The "damage" to me has always been more of the missed opportunity. McCain has been able to travel around, reinforce his brand among voters, rally his party, rally his fundraising, etc. And he's been able to do this largely ignored by the democrats as they continue to battle each other.
The other problem has been some of the Clinton campaign's choice of rhetoric which serves to harden her supporters against Senator Obama. I was uncomfortable with some of President Clinton's choice of rhetoric over the weekend when he was telling people stuff like they don't understand you, they don't believe you matter, etc. And we see the results of this in exit polls with the number of Clinton supporters that say they won't support Obama should he become the nominee. Now I believe that for the majority of these people they will in the end, but it serves to create divisions where there shouldn't be and makes what will already be a hard job uniting the party that much harder.
I wonder how much stock should be put in the mythic spreadsheet at this point given it's data is 3 months old.
I thought the more interesting bit in the Obama campaign memo you cited was this:
Obama's Strong Position in the Race Ahead
Nationally, Obama is running stronger among Independent voters than any winning Presidential candidate since 1988 and is significantly outperforming Sen. Clinton among these voters as well in general election polling.
To understand a potential general election match-up between Obama and McCain, the only analysis and data that should be considered valid are the current head-to-head National polls rather than extrapolating irrelevant assumptions from exit poll data in Democratic primaries.
And, on the issue of Democratic unity in the Fall, analysts need only consider that in April of 1992, on a night when Bill Clinton won four primaries and was the presumptive nominee, 6 in 10 Democratic primary voters said they wanted another candidate in the race. Despite this, five months later, Democratic voters were unified behind Clinton and he won his first of two terms in office.
A more interesting question is turnout, and the reason the Clinton campaign is driving so hard to turn this into a game changing contest. They need bodies at the polls, absent that the big margin is fairly yawnworthy.
8.72% of voters in Indiana indicated on exit polls that they would not support the Democratic candidate they voted for in the primary in a general election against John McCain, these voters supported Clinton over Obama in the primary by a 3 to 1 margin.
8.52% of voters in North Carolina indicated on exit polls that they would not support the Democratic candidate they voted for in the primary in a general election against John McCain, these voters supported Clinton over Obama in the primary by nearly 4 to 1.
Was it Rush, or just people deciding to vote in a popular contest, who knows. But in a state where the winner won by about 14000 it's not hard to realize that these mischief voters accounted for the margin of victory.
The popular vote argument just isn't going to be that compelling.
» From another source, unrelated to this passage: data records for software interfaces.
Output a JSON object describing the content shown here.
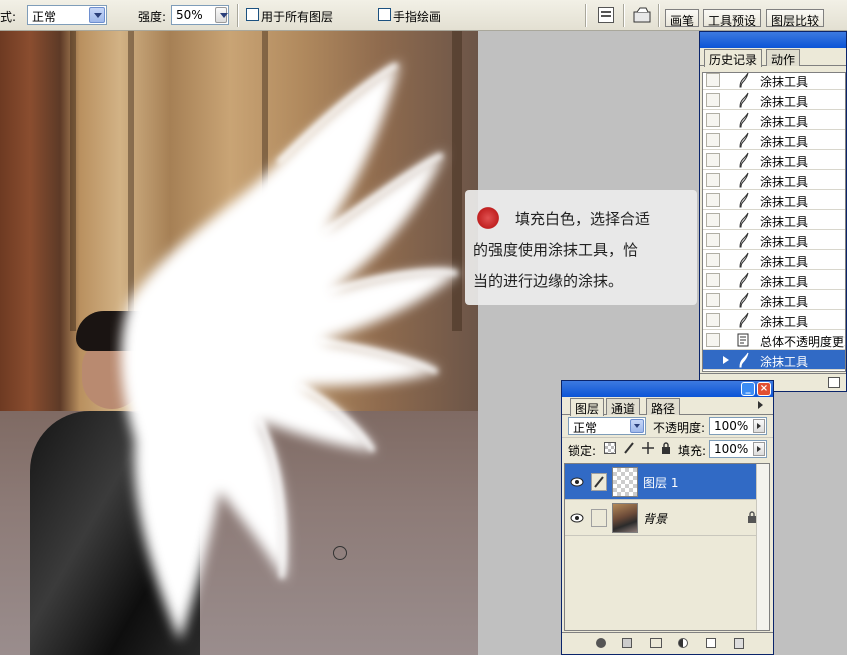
{
  "options_bar": {
    "mode_label": "式:",
    "mode_value": "正常",
    "strength_label": "强度:",
    "strength_value": "50%",
    "sample_all_layers_label": "用于所有图层",
    "finger_painting_label": "手指绘画",
    "panel_tabs": [
      "画笔",
      "工具预设",
      "图层比较"
    ]
  },
  "annotation": {
    "lines": [
      "填充白色，选择合适",
      "的强度使用涂抹工具，恰",
      "当的进行边缘的涂抹。"
    ]
  },
  "history_panel": {
    "tabs": [
      "历史记录",
      "动作"
    ],
    "items": [
      {
        "label": "涂抹工具",
        "icon": "smudge-tool-icon",
        "selected": false
      },
      {
        "label": "涂抹工具",
        "icon": "smudge-tool-icon",
        "selected": false
      },
      {
        "label": "涂抹工具",
        "icon": "smudge-tool-icon",
        "selected": false
      },
      {
        "label": "涂抹工具",
        "icon": "smudge-tool-icon",
        "selected": false
      },
      {
        "label": "涂抹工具",
        "icon": "smudge-tool-icon",
        "selected": false
      },
      {
        "label": "涂抹工具",
        "icon": "smudge-tool-icon",
        "selected": false
      },
      {
        "label": "涂抹工具",
        "icon": "smudge-tool-icon",
        "selected": false
      },
      {
        "label": "涂抹工具",
        "icon": "smudge-tool-icon",
        "selected": false
      },
      {
        "label": "涂抹工具",
        "icon": "smudge-tool-icon",
        "selected": false
      },
      {
        "label": "涂抹工具",
        "icon": "smudge-tool-icon",
        "selected": false
      },
      {
        "label": "涂抹工具",
        "icon": "smudge-tool-icon",
        "selected": false
      },
      {
        "label": "涂抹工具",
        "icon": "smudge-tool-icon",
        "selected": false
      },
      {
        "label": "涂抹工具",
        "icon": "smudge-tool-icon",
        "selected": false
      },
      {
        "label": "总体不透明度更改",
        "icon": "document-icon",
        "selected": false
      },
      {
        "label": "涂抹工具",
        "icon": "smudge-tool-icon",
        "selected": true
      }
    ]
  },
  "layers_panel": {
    "tabs": [
      "图层",
      "通道",
      "路径"
    ],
    "blend_mode": "正常",
    "opacity_label": "不透明度:",
    "opacity_value": "100%",
    "lock_label": "锁定:",
    "fill_label": "填充:",
    "fill_value": "100%",
    "layers": [
      {
        "name": "图层 1",
        "selected": true
      },
      {
        "name": "背景",
        "selected": false
      }
    ]
  },
  "colors": {
    "selection_blue": "#316ac5",
    "panel_bg": "#ece9d8",
    "titlebar_blue": "#0b54d6"
  }
}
If you have to put an asterisk after your vote argument to define how you arrived at that number you've already lost the argument. The fact that the only way she will lead in the popular vote, which in itself isn't even certain, is by the inclusion of contests where one candidate wasn't on the ballot and neither could campaign is just horridly flawed. Disallowing campaigning is death to an insurgent candidate who is under pressure to get in front of voters and sway them to their position. Without an ability to do that they never go anywhere. And an election people were told wouldn't count is no election at all since large numbers of voters won't show up.
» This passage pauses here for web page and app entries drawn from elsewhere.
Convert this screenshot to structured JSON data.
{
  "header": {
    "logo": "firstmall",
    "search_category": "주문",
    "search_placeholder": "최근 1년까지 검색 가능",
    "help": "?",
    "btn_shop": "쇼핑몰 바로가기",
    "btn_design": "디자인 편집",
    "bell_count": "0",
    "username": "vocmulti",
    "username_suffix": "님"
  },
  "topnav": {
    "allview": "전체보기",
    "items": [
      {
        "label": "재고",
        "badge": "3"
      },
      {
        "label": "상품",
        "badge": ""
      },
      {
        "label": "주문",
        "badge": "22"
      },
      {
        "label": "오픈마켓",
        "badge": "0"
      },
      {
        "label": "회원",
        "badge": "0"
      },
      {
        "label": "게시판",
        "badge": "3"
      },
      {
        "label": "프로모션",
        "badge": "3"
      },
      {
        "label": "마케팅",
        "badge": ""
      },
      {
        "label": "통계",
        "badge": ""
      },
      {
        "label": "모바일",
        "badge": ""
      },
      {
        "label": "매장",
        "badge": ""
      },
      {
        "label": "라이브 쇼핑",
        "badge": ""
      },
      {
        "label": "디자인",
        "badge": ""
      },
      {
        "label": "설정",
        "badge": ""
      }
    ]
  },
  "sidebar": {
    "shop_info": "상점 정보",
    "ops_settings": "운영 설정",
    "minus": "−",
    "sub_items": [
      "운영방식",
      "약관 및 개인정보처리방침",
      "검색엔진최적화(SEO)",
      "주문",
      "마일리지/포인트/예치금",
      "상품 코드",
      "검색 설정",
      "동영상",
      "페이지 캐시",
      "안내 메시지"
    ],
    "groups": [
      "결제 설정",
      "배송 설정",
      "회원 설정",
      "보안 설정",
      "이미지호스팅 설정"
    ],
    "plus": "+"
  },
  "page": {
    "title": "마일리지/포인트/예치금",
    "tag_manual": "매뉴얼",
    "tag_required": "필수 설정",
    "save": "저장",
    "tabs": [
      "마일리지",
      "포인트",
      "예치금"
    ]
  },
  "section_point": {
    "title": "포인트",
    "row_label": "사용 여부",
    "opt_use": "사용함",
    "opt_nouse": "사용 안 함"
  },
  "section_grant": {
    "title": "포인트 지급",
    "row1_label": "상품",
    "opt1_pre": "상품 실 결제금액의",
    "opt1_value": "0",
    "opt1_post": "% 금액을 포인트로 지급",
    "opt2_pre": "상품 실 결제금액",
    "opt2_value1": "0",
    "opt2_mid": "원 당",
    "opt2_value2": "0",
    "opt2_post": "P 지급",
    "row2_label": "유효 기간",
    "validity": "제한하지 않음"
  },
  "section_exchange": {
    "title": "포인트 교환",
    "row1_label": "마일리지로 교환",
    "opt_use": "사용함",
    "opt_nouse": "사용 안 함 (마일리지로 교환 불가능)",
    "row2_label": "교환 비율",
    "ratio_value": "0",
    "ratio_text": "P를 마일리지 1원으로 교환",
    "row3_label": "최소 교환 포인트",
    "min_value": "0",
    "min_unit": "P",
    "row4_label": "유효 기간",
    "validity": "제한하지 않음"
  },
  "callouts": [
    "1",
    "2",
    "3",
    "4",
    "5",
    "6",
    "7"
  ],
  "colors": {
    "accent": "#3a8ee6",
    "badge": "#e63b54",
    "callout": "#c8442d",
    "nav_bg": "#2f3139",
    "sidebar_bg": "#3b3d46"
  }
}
Even if she wins the popular vote metric with the including of michigan and florida it isn't going to sway superdelegates. It will be used as cover by superdelegates she already has supporting her to not switch, but it won't bring in new ones. Just look at the superdelegate endorsements she's gotten over the last week, they are almost all either add ons in states she's won or congresspeople whose districts she's won. And that's likely to be the only new superdelegate endorsements she gets going forward absent a colapse in the Obama campaign.
This is true, and it's the reason that Senator Clinton left her name on the ballot after agreeing to not participate in the election. She expected to walk away with the nomination handily on Feb 5th and would have as the nominee asked for the delegations to be sat anyway. It also led to the lovely bit of sound that we all love quoting and her campaign and her supporters like to pretend never existed where she says the election wouldn't count for anything, she was defending violating the agreement by leaving her name on the ballot.
If she had something she'd use it. She would have used it before North Carolina and Indiana. What incentive would there be to keep it hidden at this point? I certainly think she hopes there is something out there that derails him but there is no reason to believe she has any such thing.